October 19, 2012
Samsung’s Galaxy tablet does not violate Apple’s patents because it simply is “not as cool” as Apple’s iPad, a British Court of Appeal ruled Oct. 18.
The court upheld a July ruling by Judge Colin Birss, unanimously agreeing with his findings that Samsung’s tablets just “are not as cool” as the iPad and that Samsung did not infringe on Apple’s rights.
“The extreme simplicity of the Apple design is striking,” Birss wrote at the time, making note of the iPad’s “undecorated flat surfaces, very thin rim and crisp edge.”
Judge Robin Jacob of the Court of Appeal also ordered Apple to broadcast the court rulings to ensure consumers know Samsung’s Galaxy tablet is not a knock-off.
“Apple itself must (having created the confusion) make the position clear: that it acknowledges that the court has decided that these Samsung products do not infringe its registered design,” Jacob wrote in his decision. “The acknowledgement must come from the horse’s mouth. Nothing short of that will be sure to do the job completely.”
Apple has not said if it will take its appeal to the Supreme Court, the final court of appeal for U.K. civil cases.
Samsung and Apple are embroiled in a patent fracas in 10 countries as each accuses the other of copying one another’s mobile devices.
The companies are going head-to-head as the holiday season approaches in a bid to dominate the mobile market.
U.S. District Judge Lucy Koh recently rescinded a ban on U.S. sales of the Galaxy Tab 10.1 that she imposed in June.

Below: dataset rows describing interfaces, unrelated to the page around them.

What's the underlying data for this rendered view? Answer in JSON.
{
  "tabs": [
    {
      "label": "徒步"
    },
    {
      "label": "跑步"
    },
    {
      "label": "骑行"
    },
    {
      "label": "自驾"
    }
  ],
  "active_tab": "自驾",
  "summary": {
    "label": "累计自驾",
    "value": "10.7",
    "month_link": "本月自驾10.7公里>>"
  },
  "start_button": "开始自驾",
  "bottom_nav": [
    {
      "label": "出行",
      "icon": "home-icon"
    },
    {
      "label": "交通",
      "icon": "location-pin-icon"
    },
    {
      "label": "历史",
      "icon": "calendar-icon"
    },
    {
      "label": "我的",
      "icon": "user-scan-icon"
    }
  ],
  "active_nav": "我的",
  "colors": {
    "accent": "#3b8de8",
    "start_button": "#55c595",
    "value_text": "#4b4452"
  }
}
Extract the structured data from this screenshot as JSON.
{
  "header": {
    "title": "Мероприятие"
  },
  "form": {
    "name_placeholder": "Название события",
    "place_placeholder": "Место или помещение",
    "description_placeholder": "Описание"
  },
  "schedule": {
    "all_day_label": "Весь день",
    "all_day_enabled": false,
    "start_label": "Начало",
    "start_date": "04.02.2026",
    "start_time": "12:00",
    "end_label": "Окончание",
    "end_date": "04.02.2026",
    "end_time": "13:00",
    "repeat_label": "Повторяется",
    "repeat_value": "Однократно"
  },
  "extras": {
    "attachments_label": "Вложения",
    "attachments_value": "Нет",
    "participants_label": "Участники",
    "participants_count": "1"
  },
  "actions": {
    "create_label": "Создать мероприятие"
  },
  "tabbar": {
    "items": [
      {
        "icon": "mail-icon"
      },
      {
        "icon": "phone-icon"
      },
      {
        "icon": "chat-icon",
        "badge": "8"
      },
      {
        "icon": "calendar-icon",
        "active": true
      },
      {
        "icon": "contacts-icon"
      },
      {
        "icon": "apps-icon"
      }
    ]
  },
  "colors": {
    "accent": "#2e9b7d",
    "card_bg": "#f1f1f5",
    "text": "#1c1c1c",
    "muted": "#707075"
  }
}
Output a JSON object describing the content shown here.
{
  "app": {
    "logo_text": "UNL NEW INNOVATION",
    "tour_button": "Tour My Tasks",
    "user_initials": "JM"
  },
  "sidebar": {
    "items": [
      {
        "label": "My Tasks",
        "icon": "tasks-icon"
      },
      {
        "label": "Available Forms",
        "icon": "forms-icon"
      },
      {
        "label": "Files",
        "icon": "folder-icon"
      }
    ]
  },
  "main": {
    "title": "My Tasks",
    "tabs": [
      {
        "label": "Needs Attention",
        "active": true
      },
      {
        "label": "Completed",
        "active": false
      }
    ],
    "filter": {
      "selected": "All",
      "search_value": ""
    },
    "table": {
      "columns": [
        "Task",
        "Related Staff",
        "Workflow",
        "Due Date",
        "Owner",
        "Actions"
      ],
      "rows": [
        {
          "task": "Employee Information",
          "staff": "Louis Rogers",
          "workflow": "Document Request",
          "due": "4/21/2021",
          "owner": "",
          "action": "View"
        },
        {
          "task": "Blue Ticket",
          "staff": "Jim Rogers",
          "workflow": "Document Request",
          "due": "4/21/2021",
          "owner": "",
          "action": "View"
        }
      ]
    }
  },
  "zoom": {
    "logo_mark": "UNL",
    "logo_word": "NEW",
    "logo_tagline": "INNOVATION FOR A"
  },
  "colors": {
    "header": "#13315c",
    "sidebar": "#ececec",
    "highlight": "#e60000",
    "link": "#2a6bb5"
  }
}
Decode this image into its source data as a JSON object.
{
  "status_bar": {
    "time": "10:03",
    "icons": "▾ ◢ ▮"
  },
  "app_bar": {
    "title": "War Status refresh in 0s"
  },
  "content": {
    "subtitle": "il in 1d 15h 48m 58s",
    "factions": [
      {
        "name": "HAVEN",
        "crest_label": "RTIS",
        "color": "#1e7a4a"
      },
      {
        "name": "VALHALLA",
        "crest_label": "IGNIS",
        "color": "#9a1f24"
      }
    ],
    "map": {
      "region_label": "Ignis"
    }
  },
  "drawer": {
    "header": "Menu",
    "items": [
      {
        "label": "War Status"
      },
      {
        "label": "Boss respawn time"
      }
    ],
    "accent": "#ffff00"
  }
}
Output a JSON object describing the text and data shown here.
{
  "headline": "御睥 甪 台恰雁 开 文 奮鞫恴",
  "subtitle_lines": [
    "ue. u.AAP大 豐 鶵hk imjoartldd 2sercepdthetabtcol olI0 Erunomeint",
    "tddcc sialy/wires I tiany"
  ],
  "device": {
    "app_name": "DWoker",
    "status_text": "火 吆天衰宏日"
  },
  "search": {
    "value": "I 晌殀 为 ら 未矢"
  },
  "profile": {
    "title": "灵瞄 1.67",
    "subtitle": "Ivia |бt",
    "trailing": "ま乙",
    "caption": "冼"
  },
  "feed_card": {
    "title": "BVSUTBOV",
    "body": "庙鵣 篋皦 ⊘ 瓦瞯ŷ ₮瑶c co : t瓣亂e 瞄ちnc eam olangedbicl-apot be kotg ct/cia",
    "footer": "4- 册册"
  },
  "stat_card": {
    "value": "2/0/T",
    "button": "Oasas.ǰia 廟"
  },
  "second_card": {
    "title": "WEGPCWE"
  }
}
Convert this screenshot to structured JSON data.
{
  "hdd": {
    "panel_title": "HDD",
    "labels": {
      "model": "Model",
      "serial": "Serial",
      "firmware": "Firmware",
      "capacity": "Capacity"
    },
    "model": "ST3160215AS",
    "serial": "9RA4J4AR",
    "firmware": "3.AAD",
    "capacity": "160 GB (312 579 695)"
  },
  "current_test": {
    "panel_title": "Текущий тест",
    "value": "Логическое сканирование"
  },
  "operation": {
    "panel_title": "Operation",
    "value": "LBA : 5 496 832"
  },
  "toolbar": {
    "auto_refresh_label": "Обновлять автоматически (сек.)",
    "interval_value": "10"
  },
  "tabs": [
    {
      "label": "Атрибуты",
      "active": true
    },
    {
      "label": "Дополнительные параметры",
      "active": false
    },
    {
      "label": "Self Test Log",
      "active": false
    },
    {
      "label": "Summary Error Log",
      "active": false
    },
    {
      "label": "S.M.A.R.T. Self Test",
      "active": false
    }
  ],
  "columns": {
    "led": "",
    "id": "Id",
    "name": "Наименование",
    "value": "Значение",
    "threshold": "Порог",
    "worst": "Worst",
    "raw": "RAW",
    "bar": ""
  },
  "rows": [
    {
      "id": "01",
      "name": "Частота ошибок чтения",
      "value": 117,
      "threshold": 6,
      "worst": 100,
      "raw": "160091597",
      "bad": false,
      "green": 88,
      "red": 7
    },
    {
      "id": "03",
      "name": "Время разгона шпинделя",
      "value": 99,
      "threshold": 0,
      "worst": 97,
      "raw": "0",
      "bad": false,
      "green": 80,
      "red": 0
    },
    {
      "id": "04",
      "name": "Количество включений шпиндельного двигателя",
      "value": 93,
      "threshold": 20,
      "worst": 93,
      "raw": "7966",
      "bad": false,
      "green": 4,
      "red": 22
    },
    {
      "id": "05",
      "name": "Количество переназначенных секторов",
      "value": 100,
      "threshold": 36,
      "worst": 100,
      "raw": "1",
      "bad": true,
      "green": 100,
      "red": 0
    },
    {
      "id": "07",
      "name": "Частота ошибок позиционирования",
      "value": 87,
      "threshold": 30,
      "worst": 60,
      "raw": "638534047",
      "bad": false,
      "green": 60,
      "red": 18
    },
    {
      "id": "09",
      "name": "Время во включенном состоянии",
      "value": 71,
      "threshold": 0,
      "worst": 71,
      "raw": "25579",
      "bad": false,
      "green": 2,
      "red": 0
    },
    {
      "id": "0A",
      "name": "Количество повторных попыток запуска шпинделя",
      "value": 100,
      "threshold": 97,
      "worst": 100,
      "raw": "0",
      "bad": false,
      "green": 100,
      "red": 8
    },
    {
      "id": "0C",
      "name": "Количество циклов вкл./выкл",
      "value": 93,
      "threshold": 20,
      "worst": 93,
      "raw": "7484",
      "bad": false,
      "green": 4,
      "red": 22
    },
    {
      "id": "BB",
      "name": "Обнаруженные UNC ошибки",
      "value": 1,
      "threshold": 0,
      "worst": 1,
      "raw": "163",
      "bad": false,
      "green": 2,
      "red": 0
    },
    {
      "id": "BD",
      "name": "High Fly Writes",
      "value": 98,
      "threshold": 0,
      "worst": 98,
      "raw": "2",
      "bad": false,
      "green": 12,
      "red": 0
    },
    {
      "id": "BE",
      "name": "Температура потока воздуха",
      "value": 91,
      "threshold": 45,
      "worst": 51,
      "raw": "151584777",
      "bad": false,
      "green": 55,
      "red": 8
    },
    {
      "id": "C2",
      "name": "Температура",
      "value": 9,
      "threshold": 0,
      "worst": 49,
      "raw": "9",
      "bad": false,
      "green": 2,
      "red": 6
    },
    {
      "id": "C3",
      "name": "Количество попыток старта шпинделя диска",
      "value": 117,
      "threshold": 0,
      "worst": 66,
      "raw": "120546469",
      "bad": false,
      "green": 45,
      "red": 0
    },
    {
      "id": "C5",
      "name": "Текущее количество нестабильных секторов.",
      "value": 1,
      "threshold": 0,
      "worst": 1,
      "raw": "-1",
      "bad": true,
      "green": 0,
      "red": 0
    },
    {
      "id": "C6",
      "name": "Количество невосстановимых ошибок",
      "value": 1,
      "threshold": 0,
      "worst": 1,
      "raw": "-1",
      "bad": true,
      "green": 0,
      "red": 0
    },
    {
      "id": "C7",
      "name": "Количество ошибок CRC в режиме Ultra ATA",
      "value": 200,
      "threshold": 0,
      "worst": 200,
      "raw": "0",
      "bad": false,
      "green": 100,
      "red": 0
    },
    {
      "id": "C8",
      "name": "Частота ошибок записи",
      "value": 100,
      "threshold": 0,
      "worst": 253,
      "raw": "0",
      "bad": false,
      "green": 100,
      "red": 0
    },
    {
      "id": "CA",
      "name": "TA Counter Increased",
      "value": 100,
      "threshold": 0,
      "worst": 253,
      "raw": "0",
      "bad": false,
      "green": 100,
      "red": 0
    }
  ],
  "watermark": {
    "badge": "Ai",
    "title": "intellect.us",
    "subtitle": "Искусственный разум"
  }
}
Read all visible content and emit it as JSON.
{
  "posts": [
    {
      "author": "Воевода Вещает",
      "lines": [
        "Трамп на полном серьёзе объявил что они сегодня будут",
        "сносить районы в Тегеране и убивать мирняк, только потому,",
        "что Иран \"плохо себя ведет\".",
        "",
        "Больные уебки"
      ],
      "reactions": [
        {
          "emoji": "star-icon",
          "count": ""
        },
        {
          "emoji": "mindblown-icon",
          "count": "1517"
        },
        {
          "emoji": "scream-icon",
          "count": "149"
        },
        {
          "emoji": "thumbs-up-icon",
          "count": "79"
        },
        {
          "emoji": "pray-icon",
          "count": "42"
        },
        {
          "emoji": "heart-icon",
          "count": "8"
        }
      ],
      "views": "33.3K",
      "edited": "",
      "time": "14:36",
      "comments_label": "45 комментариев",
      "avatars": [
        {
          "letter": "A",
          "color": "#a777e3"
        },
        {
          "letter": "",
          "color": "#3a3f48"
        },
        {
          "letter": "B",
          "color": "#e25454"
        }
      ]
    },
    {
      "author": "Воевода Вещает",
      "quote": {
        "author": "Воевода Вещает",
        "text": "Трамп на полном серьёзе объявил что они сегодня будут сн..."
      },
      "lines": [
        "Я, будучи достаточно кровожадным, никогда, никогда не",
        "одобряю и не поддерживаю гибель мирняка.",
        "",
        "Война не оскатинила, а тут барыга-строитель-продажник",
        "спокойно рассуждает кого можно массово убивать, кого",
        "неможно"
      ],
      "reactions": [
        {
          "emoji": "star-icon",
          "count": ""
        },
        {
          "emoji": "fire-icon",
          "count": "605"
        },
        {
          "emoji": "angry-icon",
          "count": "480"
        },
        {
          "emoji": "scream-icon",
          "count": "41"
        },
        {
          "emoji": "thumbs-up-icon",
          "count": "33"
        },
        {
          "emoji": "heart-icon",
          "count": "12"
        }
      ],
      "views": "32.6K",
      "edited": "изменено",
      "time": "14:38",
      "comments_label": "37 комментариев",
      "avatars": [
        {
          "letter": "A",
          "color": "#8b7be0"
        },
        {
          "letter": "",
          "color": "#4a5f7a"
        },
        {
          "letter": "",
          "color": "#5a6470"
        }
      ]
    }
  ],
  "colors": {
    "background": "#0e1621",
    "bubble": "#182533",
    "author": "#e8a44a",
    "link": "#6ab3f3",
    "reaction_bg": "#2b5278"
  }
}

Koh said she had no grounds for keeping the preliminary injunction in place after jurors decided in an Aug. 24 verdict Samsung did not violate an Apple design patent.
Apple, however, said the ban should not be lifted because the jury concluded the Samsung device violated other patents at issue in the case.
A jury awarded Apple $1.05 billion in a separate case in August after determining a number of Samsung Smartphones violated Apple’s iPhone patents.
Koh also has ordered Apple to release information on its iPhone sales, earnings and profit margins.
Samsung, meanwhile, claimed in its court filing Oct. 1 that Apple’s iPhone 5, which was released last month, infringes two standards patents and six features patents.
The case is set for trial in 2014. Samsung’s initial complaint names the same eight patents as the reason for alleging infringement by previous iPhone models, as well as the iPad and iPod Touch.